The Copeland Islands are often treated as a stopover for kayakers en route to Desolation Sound, but they're worthy of their own trip. Forming a small chain of islands, islets, and rocks in Thulin Passage, this area is home to nutrient-rich waters teeming with colourful and interesting marine life. Given the park’s marine access and remote location, your neighbours at this park won’t be crowds of other campers but instead flocks of birds or sea lions. The area’s rocky islets house all manner of sea and shorebirds, including ducks, oystercatchers, sandpipers, gulls, and cormorants.

From Lund, you can reach the Copeland Islands by paddle within a few hours, pending weather conditions. There are only a handful of wilderness campsites located on the Copeland Islands, thanks to the area's rocky geography and relatively exposed location. You'll also find no other facilities, apart from two pit toilets. Make sure to bring everything you need to stay overnight, including drinking water and a first aid kit, and pack out what you pack in.

Sargeant Bay, Halfmoon Bay

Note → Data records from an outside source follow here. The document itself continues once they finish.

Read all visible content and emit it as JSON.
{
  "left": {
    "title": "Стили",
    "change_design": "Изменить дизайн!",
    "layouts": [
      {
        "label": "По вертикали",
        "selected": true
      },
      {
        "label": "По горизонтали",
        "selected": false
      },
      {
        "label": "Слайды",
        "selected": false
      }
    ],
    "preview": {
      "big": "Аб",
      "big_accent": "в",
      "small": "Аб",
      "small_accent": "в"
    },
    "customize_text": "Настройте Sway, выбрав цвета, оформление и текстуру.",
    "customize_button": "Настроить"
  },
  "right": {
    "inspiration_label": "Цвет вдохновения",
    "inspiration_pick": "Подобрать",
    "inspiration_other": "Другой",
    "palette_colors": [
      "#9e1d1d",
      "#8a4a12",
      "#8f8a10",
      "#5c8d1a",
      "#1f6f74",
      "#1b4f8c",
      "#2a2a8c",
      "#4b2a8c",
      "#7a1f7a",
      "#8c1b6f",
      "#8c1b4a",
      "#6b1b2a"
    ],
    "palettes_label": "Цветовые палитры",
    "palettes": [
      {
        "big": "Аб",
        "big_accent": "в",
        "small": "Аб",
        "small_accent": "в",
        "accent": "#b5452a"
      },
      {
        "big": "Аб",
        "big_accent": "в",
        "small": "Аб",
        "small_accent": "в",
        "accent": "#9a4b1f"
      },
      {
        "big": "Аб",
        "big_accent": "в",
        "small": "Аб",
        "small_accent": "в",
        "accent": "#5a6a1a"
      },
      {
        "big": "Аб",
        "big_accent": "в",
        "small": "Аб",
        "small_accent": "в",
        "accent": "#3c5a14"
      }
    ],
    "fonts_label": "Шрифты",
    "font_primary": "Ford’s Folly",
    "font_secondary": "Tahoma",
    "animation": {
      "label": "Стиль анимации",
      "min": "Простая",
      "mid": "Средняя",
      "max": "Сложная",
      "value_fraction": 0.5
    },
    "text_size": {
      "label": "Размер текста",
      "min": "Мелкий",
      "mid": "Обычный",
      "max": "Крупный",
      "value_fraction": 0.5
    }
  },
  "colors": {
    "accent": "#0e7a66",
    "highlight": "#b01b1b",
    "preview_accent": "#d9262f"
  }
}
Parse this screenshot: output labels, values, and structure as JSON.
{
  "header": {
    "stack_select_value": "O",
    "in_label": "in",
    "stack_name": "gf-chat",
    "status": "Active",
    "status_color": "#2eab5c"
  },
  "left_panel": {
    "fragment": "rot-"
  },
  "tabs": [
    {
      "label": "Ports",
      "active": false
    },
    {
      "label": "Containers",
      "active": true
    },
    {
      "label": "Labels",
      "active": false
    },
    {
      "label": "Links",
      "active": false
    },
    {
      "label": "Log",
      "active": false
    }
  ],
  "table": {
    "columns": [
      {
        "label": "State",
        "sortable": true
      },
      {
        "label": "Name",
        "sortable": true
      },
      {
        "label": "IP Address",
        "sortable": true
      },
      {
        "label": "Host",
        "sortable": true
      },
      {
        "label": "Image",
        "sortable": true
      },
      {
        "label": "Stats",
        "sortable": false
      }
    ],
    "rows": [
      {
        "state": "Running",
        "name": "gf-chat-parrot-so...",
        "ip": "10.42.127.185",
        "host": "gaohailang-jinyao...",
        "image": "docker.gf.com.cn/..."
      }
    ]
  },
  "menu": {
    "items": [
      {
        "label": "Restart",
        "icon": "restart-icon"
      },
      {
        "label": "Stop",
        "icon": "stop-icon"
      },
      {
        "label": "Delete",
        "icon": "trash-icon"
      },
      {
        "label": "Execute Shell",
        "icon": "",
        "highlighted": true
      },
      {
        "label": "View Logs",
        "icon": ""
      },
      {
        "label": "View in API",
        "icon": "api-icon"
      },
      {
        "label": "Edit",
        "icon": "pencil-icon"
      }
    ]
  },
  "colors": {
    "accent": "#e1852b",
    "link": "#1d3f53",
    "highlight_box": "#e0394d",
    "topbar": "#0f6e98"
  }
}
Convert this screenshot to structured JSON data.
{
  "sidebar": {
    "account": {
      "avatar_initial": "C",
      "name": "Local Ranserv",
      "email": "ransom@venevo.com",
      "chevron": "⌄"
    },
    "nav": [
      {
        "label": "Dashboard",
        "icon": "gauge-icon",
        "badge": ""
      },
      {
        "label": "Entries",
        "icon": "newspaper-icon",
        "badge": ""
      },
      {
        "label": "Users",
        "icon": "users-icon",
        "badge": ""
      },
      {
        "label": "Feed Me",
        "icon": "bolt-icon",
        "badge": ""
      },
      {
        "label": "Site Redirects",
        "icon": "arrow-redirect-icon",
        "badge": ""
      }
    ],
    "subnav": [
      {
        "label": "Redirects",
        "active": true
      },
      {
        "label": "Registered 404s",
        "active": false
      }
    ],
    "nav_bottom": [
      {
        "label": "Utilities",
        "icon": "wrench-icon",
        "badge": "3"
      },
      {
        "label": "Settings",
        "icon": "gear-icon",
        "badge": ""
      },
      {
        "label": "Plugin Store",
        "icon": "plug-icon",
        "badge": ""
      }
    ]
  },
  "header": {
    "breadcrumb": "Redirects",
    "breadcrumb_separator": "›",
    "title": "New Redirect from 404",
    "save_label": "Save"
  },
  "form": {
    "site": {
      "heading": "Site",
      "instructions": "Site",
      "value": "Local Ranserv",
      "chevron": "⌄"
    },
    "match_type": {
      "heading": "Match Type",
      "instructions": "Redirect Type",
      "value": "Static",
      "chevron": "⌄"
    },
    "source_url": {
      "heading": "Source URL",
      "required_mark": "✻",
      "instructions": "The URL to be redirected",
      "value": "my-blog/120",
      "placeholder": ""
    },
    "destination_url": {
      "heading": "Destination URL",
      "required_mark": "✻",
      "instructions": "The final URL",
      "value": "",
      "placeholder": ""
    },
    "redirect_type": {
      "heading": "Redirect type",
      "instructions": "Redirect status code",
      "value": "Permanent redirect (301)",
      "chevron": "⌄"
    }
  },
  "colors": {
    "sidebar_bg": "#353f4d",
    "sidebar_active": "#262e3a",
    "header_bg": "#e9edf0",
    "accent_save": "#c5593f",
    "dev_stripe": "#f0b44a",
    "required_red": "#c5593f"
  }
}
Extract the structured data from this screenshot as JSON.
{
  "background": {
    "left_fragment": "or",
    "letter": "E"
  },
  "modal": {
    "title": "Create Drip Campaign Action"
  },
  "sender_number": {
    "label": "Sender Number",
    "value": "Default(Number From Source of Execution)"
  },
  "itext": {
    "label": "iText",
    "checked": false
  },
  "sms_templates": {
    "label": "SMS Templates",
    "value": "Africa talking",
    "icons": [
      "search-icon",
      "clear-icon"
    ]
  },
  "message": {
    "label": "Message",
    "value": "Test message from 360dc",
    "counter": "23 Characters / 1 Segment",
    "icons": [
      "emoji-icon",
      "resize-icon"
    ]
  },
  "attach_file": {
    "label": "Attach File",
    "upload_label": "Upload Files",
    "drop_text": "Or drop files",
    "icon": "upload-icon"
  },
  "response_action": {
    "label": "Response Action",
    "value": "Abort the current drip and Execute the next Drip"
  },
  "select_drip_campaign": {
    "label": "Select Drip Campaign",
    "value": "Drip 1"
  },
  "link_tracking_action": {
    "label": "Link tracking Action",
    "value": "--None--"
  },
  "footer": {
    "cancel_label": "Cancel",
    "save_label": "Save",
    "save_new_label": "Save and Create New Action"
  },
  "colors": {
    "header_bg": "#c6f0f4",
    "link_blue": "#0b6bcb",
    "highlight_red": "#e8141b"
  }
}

Sargeant Bay is home to one of the Sunshine Coast's best swimming areas. Located just north of Sechelt near Halfmoon Bay, Sargeant Bay is a day-use only park that offers a good stretch of rocky beachfront, paths through a wetland and lagoon, shallow waters ideal for splashing about, and nearby trails for hiking and biking. Boaters can find safe anchorage here, too.

While it can be tempting to head straight for the beach and wile away the afternoon, we suggest checking out the park's wetland and adjacent hiking trails first. Curious kids will love exploring Colvin Creek, a salmon-bearing stream that has a fish ladder to better allow fish access to the lake. And the lagoon offers birders the chance to spot a variety of species. For those needing to stretch their legs, Triangle Lake Trail offers a 7-kilometre loop with multi-use access. Have your furry friend with you? Dogs are welcome, but must be on a leash.

Learn more about parks on the Sunshine Coast here.